I learned about mindmapping back in 1982 when I wrote a magazine piece about Gabriele Rico, the California academic who suggested using mindmapping for writing. I’m a slow learner however, and it took me 20 more years to start using the technique for myself. (How I regret those lost years!) But what I lost in timing I made up for in passion. I now mindmap just about everything I write. Mindmapping is easy but to quote Steve Jobs, “simple can be harder than complex.” If you’ve never tried mindmapping or if you have and it hasn’t worked for you, see my video about it. I’m also a big fan of keeping mindmaps together in an artist’s notebook.
2 Don’t depend on willpower to make yourself write
Willpower is a finite resource, easily exhausted. We all run out of it every day. You can solve this problem by writing first thing in the morning when your supply of willpower is at its richest. But, better yet, don’t rely on the fickleness of willpower to get things done. Instead, develop a writing habit. Willpower is ephemeral. But habits persist. Put writing in the same category as brushing your teeth or making your bed.
3 Start your writing well before the deadline
Like many students, I spent my school years socializing and reading, leaving my essay writing until the very last moment – usually the night before it was due.
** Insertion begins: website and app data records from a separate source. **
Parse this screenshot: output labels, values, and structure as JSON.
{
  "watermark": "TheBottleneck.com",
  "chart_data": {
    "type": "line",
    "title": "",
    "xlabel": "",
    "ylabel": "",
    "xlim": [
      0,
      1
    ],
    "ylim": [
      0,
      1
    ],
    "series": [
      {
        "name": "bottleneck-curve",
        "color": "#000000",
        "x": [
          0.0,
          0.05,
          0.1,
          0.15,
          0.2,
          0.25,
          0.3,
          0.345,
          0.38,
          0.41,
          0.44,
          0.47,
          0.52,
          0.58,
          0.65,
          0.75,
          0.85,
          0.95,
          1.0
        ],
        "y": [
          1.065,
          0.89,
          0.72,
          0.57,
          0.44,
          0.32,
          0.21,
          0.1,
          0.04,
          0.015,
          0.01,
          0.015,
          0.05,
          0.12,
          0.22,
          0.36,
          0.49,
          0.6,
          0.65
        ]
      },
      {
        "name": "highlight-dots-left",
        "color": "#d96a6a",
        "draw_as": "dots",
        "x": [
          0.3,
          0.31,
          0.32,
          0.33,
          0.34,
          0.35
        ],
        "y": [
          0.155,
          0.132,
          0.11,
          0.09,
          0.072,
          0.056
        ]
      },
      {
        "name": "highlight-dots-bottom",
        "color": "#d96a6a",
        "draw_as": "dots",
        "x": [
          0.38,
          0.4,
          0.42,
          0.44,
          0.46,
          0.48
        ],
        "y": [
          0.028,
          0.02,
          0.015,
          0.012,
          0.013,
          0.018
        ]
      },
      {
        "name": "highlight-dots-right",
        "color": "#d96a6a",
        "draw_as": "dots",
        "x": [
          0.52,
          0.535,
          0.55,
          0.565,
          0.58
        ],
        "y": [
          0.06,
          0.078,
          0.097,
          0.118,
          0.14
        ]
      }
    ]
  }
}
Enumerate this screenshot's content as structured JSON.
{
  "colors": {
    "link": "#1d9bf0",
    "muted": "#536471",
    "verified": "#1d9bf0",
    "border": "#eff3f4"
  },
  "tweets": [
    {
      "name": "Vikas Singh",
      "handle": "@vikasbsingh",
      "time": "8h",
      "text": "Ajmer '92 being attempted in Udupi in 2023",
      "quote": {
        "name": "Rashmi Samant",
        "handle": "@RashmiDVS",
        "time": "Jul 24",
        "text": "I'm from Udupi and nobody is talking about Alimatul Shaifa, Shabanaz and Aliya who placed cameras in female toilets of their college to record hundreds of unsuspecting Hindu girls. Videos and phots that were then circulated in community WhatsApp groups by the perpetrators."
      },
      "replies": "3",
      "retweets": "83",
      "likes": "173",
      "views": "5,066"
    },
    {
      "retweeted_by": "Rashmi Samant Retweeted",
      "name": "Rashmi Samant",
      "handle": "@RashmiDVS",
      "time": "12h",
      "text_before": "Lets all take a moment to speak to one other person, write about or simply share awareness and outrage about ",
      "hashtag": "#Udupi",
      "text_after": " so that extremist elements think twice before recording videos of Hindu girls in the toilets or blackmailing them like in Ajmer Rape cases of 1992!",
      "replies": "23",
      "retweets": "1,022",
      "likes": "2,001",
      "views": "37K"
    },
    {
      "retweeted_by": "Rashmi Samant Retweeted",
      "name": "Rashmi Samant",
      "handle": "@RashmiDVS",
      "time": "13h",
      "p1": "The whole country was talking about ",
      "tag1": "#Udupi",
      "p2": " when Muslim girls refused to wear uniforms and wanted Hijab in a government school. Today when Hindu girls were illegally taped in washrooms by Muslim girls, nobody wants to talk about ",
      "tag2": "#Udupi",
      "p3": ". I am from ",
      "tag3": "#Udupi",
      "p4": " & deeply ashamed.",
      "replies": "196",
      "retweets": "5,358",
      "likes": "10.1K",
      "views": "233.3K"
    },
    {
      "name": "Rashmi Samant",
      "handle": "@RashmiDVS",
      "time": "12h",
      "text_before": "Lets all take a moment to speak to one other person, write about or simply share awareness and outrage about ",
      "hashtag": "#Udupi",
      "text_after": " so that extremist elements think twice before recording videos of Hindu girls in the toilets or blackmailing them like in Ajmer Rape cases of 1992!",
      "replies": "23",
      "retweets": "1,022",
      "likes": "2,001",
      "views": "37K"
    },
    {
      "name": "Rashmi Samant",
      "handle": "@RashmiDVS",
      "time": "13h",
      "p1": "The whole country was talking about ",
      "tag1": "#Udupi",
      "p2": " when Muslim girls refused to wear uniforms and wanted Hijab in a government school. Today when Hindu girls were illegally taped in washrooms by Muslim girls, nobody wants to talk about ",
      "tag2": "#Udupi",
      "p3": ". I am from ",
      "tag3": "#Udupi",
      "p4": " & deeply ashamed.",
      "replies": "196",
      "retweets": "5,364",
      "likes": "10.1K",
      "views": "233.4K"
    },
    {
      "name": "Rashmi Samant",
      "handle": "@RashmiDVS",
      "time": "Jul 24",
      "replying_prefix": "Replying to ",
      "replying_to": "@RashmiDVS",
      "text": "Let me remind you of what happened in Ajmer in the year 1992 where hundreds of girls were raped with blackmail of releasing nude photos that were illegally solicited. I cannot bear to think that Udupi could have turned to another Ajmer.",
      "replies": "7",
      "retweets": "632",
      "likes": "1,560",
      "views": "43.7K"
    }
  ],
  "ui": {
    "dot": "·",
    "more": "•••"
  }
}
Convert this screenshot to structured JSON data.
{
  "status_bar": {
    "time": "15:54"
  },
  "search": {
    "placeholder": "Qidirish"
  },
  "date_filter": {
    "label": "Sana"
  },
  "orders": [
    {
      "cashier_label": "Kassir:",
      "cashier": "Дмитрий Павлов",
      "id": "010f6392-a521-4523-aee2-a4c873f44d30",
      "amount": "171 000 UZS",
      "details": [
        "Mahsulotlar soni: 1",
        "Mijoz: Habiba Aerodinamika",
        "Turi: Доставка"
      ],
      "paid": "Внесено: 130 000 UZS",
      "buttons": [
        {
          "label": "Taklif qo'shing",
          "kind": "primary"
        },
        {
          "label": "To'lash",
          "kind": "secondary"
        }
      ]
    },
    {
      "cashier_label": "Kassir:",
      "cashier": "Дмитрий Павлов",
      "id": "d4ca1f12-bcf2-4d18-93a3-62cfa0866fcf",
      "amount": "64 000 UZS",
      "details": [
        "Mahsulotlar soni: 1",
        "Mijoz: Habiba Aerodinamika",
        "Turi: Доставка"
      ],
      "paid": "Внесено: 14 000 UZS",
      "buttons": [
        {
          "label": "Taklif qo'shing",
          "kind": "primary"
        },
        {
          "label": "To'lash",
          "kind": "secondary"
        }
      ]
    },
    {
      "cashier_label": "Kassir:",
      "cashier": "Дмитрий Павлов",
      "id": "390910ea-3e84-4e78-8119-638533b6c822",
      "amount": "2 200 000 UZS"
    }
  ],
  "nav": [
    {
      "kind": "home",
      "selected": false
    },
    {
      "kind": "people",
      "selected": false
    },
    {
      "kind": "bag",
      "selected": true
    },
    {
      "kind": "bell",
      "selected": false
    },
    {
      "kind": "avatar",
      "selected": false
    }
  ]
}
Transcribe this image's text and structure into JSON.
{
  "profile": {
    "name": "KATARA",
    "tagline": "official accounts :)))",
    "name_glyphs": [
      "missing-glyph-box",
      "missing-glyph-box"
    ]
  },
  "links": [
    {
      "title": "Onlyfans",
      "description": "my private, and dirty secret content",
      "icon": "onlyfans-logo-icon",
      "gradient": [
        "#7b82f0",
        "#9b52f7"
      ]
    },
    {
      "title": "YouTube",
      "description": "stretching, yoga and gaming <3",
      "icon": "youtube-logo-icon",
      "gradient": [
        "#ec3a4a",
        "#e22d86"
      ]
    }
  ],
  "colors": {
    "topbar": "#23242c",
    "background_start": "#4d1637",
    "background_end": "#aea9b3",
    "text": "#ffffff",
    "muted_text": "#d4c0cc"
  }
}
If only I’d learned that writing is not nearly as scary when you approach it without a deadline screaming at you. Start early — really early if you can. I identify the topics for these columns about a month in advance and I write a new one every Thursday morning, giving myself lots of time for editing before it’s finally published on Tuesday. When I go away on holiday, I write them even further advance than that.
4 Don’t sit at your desk to think
For many years I had the bad habit of sitting at my desk — staring off vaguely into middle space — while thinking of what I wanted to write about. Are you aware that your desk is just about the world’s worst place to think? Instead of sitting, go for a walk! (Or a run or a cycle or a swim.) Getting the large muscles of your body to work helps allow your brain to operate in a more natural, less forced way.
5 Be satisfied with a crappy first draft
Do you insist on editing your work while you’re writing? I know. I used to do that. Until I understood how dysfunctional it was. Editing while writing is a bit like city driving. You’re forced to stop for pedestrians and stop signs and stop lights. It’s more time-consuming than freeway driving and uses way more gas. Editing while writing does the same thing. The switching back and forth costs us time and energy. Now, I’m satisfied with writing a crappy first draft very quickly, knowing that I can edit it into something much better, later.
6 Improve your writing by copying others
Clients often ask me how they can improve their writing. I used to tell them to read more because reading good writing, in fact, is an excellent way to learn new techniques. Then I discovered the best tip of all: Copy the writing you like. Yes, I mean this, word for word. Even though I’ve been a professional writer for 30 years, this is something I still do regularly and it helps me. It will help you, too.
7 Depend on the kindness of others
No one achieves anything worthwhile without the help of others. I consider myself very lucky to have more than a handful of people who have helped make my work more lucid and more accessible. It makes me nervous to name names for fear of whom I’m going to inadvertently omit (profuse apologies in advance). But let me salute my friend Eve, who reads every column before I publish it, my copy editor Naomi, my graphic artist Warren, my webmaster Matt and my colleague Barb O. And, of course, final thanks go to you, the thousands of loyal readers, all around the world, many of whom feel like friends.
Here’s to the next 500 columns…
What are the best writing lessons you’ve learned over the last nine years? We can all learn from each other so, please, share your thoughts with my readers and me in the “comments” section below. Anyone who comments on today’s post (or any others) by Oct. 31/15 will be put in a draw for a copy of How to Write a Sentence and How to Read One by Stanley Fish. Please, scroll down to the comments, directly underneath the “more from my site” links, below.